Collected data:
================
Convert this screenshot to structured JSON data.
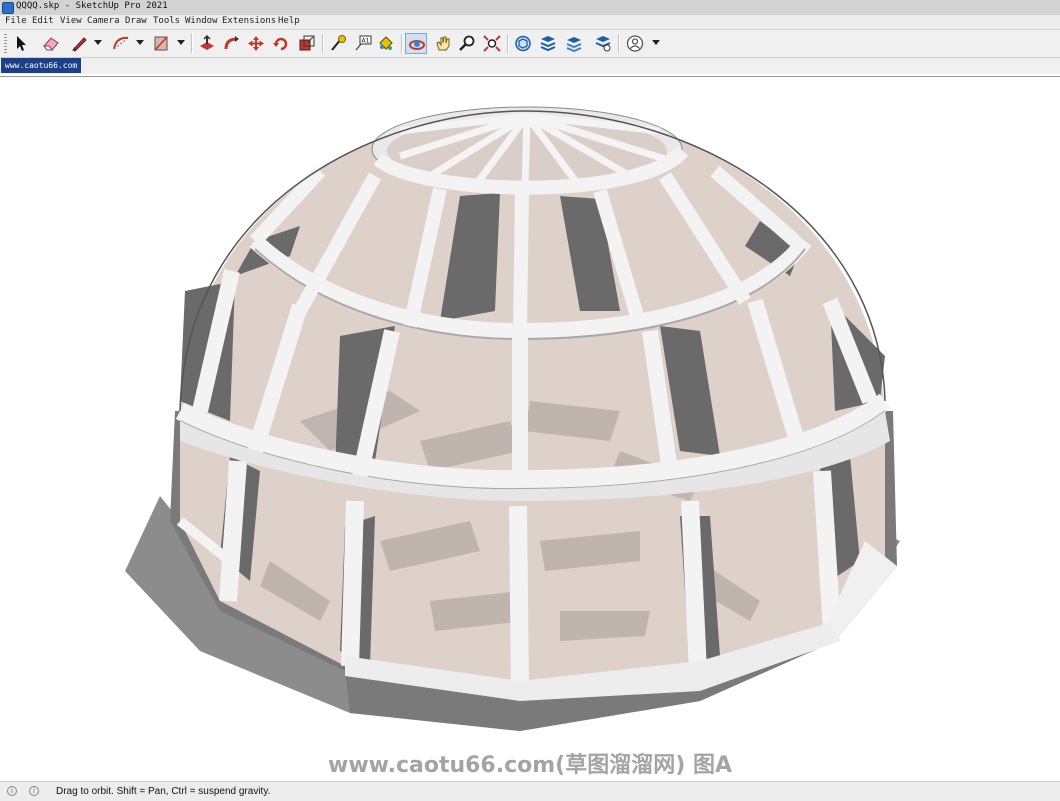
{
  "window": {
    "title": "QQQQ.skp - SketchUp Pro 2021"
  },
  "menu": {
    "items": [
      "File",
      "Edit",
      "View",
      "Camera",
      "Draw",
      "Tools",
      "Window",
      "Extensions",
      "Help"
    ]
  },
  "toolbar": {
    "tools": [
      {
        "icon": "select-arrow-icon"
      },
      {
        "icon": "eraser-icon"
      },
      {
        "icon": "pencil-line-icon",
        "dropdown": true
      },
      {
        "icon": "arc-icon",
        "dropdown": true
      },
      {
        "icon": "rectangle-icon",
        "dropdown": true
      },
      {
        "icon": "push-pull-icon"
      },
      {
        "icon": "follow-me-icon"
      },
      {
        "icon": "move-icon"
      },
      {
        "icon": "rotate-icon"
      },
      {
        "icon": "scale-icon"
      },
      {
        "icon": "tape-measure-icon"
      },
      {
        "icon": "text-label-icon"
      },
      {
        "icon": "paint-bucket-icon"
      },
      {
        "icon": "orbit-icon",
        "active": true
      },
      {
        "icon": "pan-hand-icon"
      },
      {
        "icon": "zoom-icon"
      },
      {
        "icon": "zoom-extents-icon"
      },
      {
        "icon": "3d-warehouse-icon"
      },
      {
        "icon": "extension-warehouse-icon"
      },
      {
        "icon": "layout-icon"
      },
      {
        "icon": "extension-manager-icon"
      },
      {
        "icon": "account-icon",
        "dropdown": true
      }
    ]
  },
  "tab": {
    "label": "www.caotu66.com"
  },
  "watermark": "www.caotu66.com(草图溜溜网) 图A",
  "status": {
    "text": "Drag to orbit. Shift = Pan, Ctrl = suspend gravity.",
    "icon_1": "i",
    "icon_2": "i"
  },
  "colors": {
    "tab_bg": "#1c3f8a",
    "frame_light": "#f2f2f2",
    "frame_dark": "#6e6e6e",
    "glass": "#dcd0c8"
  }
}
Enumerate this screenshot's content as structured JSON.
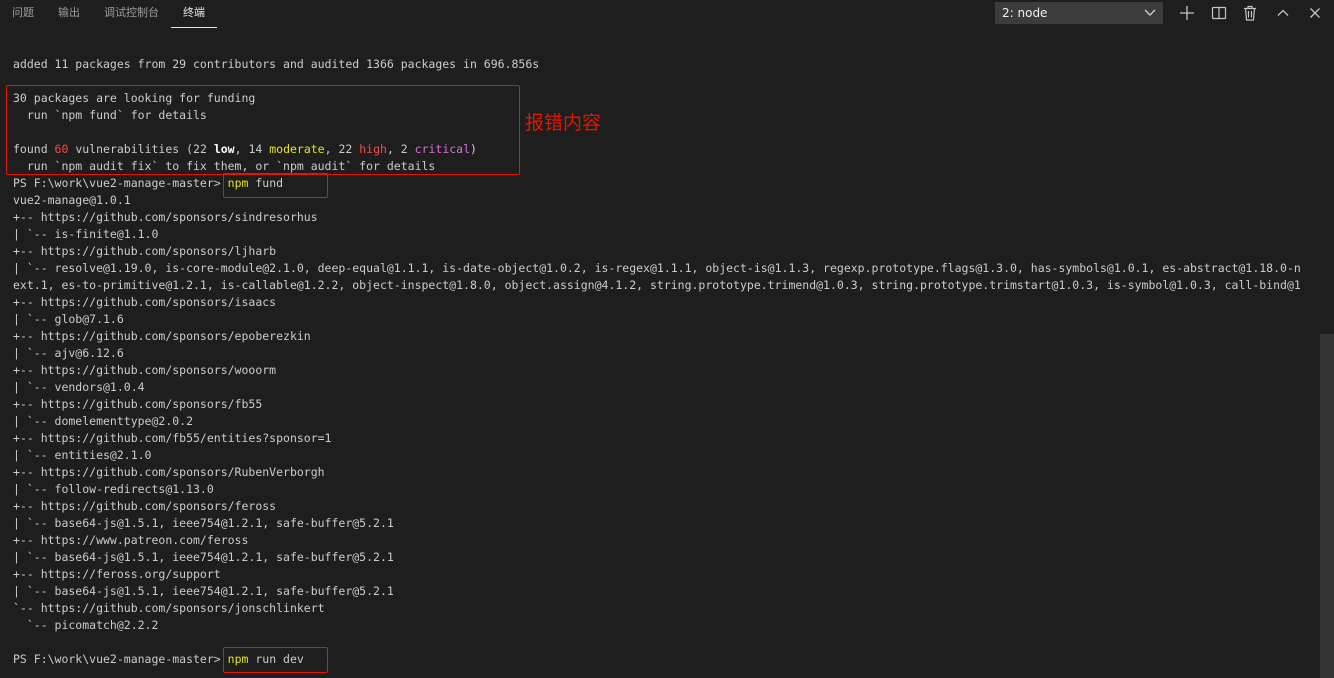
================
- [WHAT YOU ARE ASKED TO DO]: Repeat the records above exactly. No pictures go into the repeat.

- [REPLY TO THE EXERCISE]:
Convert this screenshot to structured JSON data.
{
  "window": {
    "title": "QQQQ.skp - SketchUp Pro 2021"
  },
  "menu": {
    "items": [
      "File",
      "Edit",
      "View",
      "Camera",
      "Draw",
      "Tools",
      "Window",
      "Extensions",
      "Help"
    ]
  },
  "toolbar": {
    "tools": [
      {
        "icon": "select-arrow-icon"
      },
      {
        "icon": "eraser-icon"
      },
      {
        "icon": "pencil-line-icon",
        "dropdown": true
      },
      {
        "icon": "arc-icon",
        "dropdown": true
      },
      {
        "icon": "rectangle-icon",
        "dropdown": true
      },
      {
        "icon": "push-pull-icon"
      },
      {
        "icon": "follow-me-icon"
      },
      {
        "icon": "move-icon"
      },
      {
        "icon": "rotate-icon"
      },
      {
        "icon": "scale-icon"
      },
      {
        "icon": "tape-measure-icon"
      },
      {
        "icon": "text-label-icon"
      },
      {
        "icon": "paint-bucket-icon"
      },
      {
        "icon": "orbit-icon",
        "active": true
      },
      {
        "icon": "pan-hand-icon"
      },
      {
        "icon": "zoom-icon"
      },
      {
        "icon": "zoom-extents-icon"
      },
      {
        "icon": "3d-warehouse-icon"
      },
      {
        "icon": "extension-warehouse-icon"
      },
      {
        "icon": "layout-icon"
      },
      {
        "icon": "extension-manager-icon"
      },
      {
        "icon": "account-icon",
        "dropdown": true
      }
    ]
  },
  "tab": {
    "label": "www.caotu66.com"
  },
  "watermark": "www.caotu66.com(草图溜溜网) 图A",
  "status": {
    "text": "Drag to orbit. Shift = Pan, Ctrl = suspend gravity.",
    "icon_1": "i",
    "icon_2": "i"
  },
  "colors": {
    "tab_bg": "#1c3f8a",
    "frame_light": "#f2f2f2",
    "frame_dark": "#6e6e6e",
    "glass": "#dcd0c8"
  }
}
Enumerate this screenshot's content as structured JSON.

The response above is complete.